Physicist disentangles 'Schrodinger's cat' debate
Physicist Art Hobson has offered a solution, within the framework of standard quantum physics, to the long-running debate about the nature of quantum measurement.
In an article published August 8 by Physical Review A, a journal of the American Physical Society, Hobson argues that the phenomenon known as "nonlocality" is key to understanding the measurement problem illustrated by "Schrodinger's cat."
In 1935, Nobel Laureate Erwin Schrodinger used the example of a cat in a closed box to illustrate the central paradox of quantum physics: microscopic particles such as electrons, photons or atoms can exist in two quantum states at once. These states are known as "superpositions."
"A measurement in quantum physics means using some sort of large-scale macroscopic device, such as a Geiger counter, to learn something about the quantum state of a microscopic system, such as an atom or a single photon," Hobson said. "Quantum theory seems to imply that if you connect the microscopic system to a large-scale measuring device that distinguishes between the two distinct states of the microscopic system, then the Geiger counter will be also 'entangled' into a superposition of existing in two simultaneous states. However, this is something that we never observe and is not acceptable."
Using Schrodinger's illustration, Hobson said the cat plays the role of the Geiger counter that is connected to a radioactive nucleus in order to determine the decayed or undecayed state of the nucleus. A "live cat" would be a macroscopic signal of an undecayed nucleus and a "dead cat" would be the macroscopic signal of a decayed nucleus. Quantum theory seems to say that the cat should therefore be entangled into a superposition of being both dead and alive, he said.
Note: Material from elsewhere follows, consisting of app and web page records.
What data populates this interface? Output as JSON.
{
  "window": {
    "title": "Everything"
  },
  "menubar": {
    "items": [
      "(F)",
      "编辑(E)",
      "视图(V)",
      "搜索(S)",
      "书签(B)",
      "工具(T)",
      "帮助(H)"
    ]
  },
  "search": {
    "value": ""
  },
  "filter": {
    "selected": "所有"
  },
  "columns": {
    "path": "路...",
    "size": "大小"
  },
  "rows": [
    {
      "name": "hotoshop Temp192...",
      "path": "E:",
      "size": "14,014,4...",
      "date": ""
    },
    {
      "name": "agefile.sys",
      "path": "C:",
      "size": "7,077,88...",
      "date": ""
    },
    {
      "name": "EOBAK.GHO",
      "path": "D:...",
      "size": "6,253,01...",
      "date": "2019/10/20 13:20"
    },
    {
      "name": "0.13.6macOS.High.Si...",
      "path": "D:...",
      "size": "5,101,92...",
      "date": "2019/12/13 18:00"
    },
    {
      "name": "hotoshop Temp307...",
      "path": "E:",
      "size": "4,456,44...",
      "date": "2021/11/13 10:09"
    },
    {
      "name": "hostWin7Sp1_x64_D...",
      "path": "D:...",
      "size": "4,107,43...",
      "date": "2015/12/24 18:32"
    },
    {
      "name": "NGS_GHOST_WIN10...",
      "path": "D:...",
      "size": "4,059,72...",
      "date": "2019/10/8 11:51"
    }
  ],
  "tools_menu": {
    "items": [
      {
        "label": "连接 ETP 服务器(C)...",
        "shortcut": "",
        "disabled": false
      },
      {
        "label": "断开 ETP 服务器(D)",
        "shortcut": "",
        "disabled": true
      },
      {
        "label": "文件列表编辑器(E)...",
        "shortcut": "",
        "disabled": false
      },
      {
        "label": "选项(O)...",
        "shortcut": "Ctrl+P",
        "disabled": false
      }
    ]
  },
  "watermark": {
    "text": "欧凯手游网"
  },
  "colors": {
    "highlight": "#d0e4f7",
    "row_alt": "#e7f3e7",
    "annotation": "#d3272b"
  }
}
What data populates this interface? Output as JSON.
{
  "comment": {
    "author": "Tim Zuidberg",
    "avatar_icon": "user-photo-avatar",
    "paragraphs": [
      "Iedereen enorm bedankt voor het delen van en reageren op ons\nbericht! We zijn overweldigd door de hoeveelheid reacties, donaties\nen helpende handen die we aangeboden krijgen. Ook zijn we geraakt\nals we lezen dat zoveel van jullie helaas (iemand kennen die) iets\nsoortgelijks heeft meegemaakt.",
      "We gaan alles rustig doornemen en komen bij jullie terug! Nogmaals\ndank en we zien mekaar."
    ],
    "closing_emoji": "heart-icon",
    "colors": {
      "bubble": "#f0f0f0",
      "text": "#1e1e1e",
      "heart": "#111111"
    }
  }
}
Instead, Hobson writes in his article that the cat's quantum state is "entangled" with the atom's state, implying that there is an important "nonlocal relation," or instantaneous action-at-a-distance, between the two. According to nonlocality, if any two entangled objects are sent in opposite directions and the state of one of them is altered, the second instantly alters its state in response no matter how far apart the two may be. Hobson cites direct experimental evidence supporting his analysis, from experiments performed in 1990 involving nonlocal observation of entangled pairs of photons.
"The strange thing is that the action happens instantly, with no time for light or an electromagnetic signal or radio signal to communicate between the two," Hobson said. "It is a single object that is behaving as a single object but it is in two different places. It doesn't matter what the distance is between them.
That phenomenon must be taken into account to resolve the measurement problem, he said. That means with Schrodinger's cat, the cat is no longer predicted to be both dead and alive. It is instead dead if the nucleus decays, and alive if the nucleus does not decay, just as one would expect.
According to Hobson, since 1978, three previous published analyses have suggested similar solutions to the measurement problem, but the earlier solutions were little noticed at the time and the debate continued, "leading to confusion and even to pseudoscientific claims about the implications of quantum physics," he said.
"It's important to sort out the foundations of quantum physics," Hobson said. "This theory is more than a century old now, and these ideas have been out there but they haven't been noticed or taken seriously enough. It is my hope that this resolution of the measurement problem will now be accepted by the quantum foundations community."